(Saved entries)
= = = = = = =
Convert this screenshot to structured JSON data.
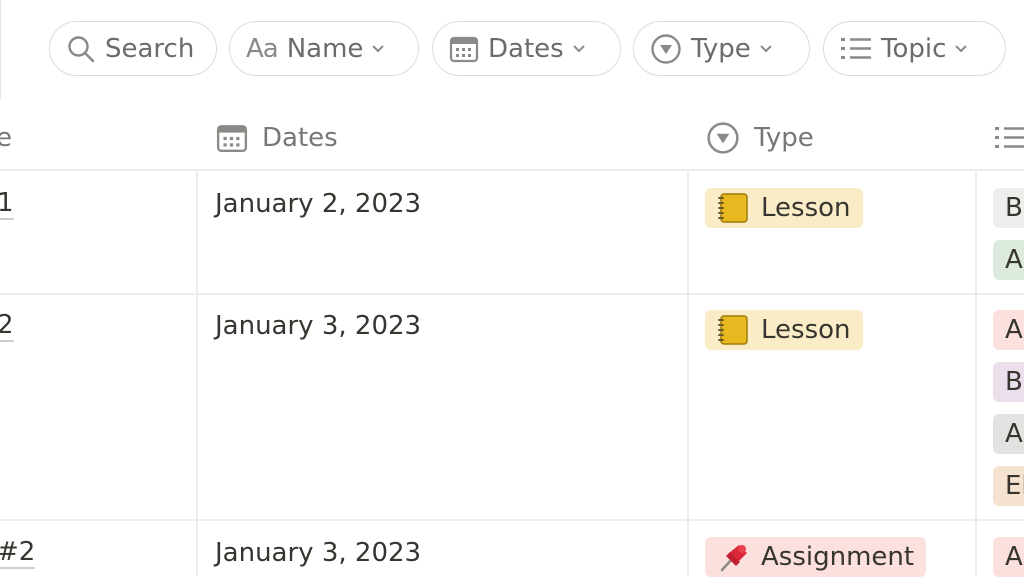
{
  "filters": {
    "search": "Search",
    "name": "Name",
    "dates": "Dates",
    "type": "Type",
    "topic": "Topic"
  },
  "columns": {
    "name_fragment": "e",
    "dates": "Dates",
    "type": "Type"
  },
  "rows": [
    {
      "name_fragment": "1",
      "date": "January 2, 2023",
      "type": "Lesson",
      "topics": [
        "B",
        "A"
      ]
    },
    {
      "name_fragment": "2",
      "date": "January 3, 2023",
      "type": "Lesson",
      "topics": [
        "A",
        "B",
        "A",
        "El"
      ]
    },
    {
      "name_fragment": "#2",
      "date": "January 3, 2023",
      "type": "Assignment",
      "topics": [
        "A"
      ]
    }
  ],
  "colors": {
    "lesson_tag": "#fbecc8",
    "assignment_tag": "#fbe0dd",
    "topic_gray": "#ededeb",
    "topic_green": "#dcebdd",
    "topic_red": "#fbe0dd",
    "topic_purple": "#ecdfec",
    "topic_darkgray": "#e3e2e0",
    "topic_orange": "#f6e2d0"
  },
  "icons": {
    "search": "search-icon",
    "name": "text-aa-icon",
    "dates": "calendar-icon",
    "type": "select-circle-icon",
    "topic": "list-icon",
    "lesson": "notebook-emoji",
    "assignment": "pushpin-emoji"
  }
}
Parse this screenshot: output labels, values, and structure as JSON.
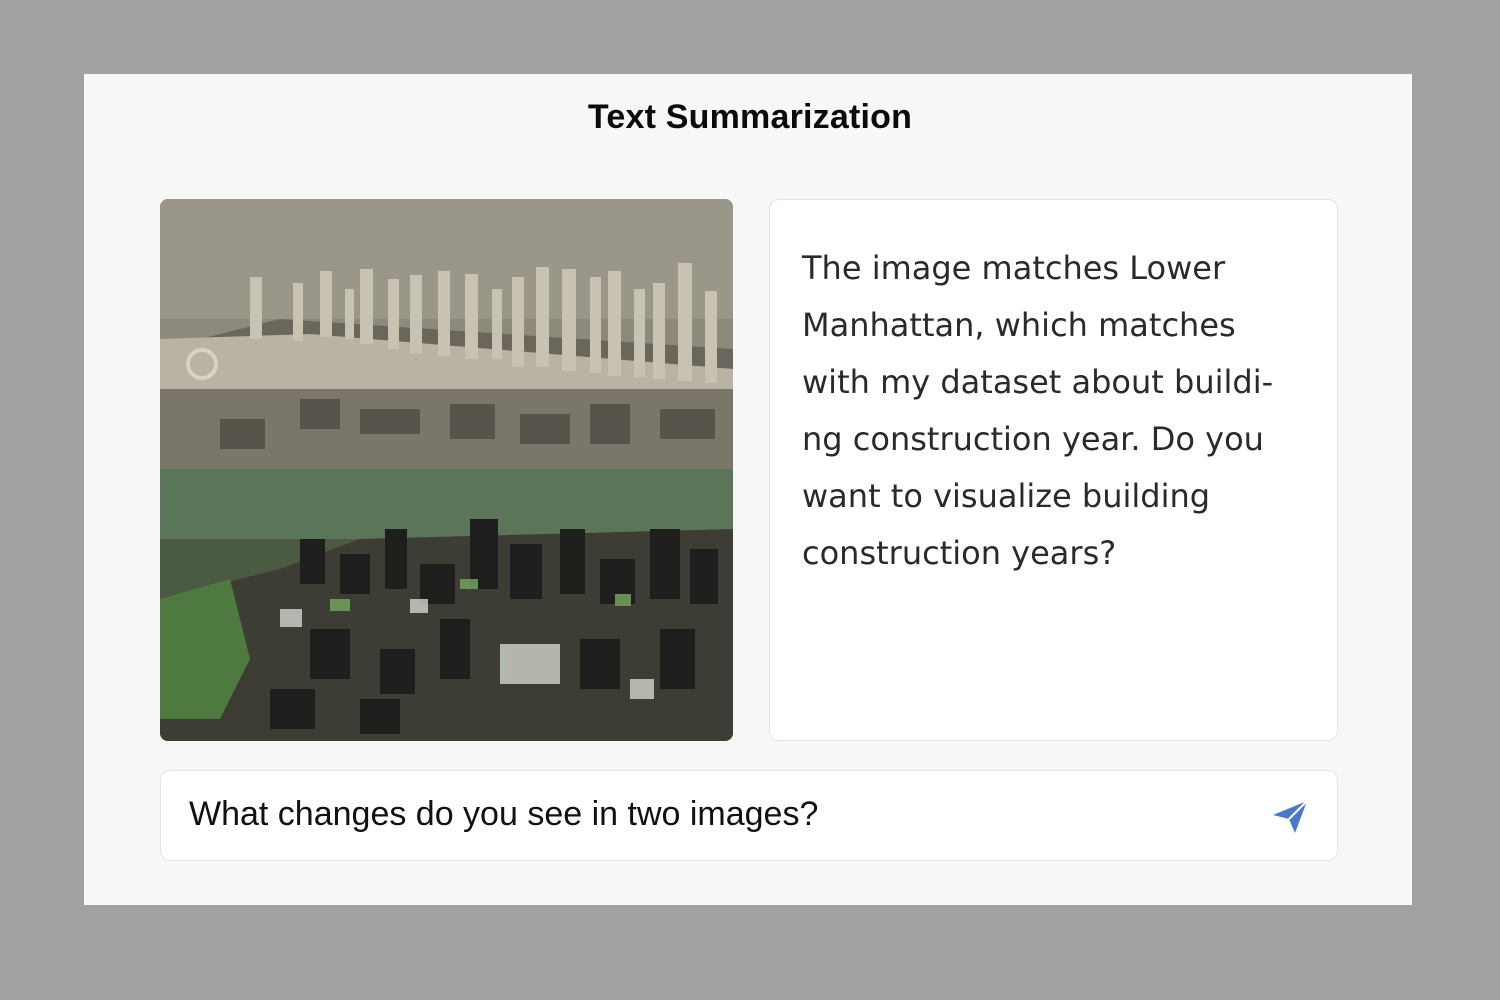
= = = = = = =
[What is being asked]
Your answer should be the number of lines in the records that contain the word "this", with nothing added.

[Answer to the exercise]
2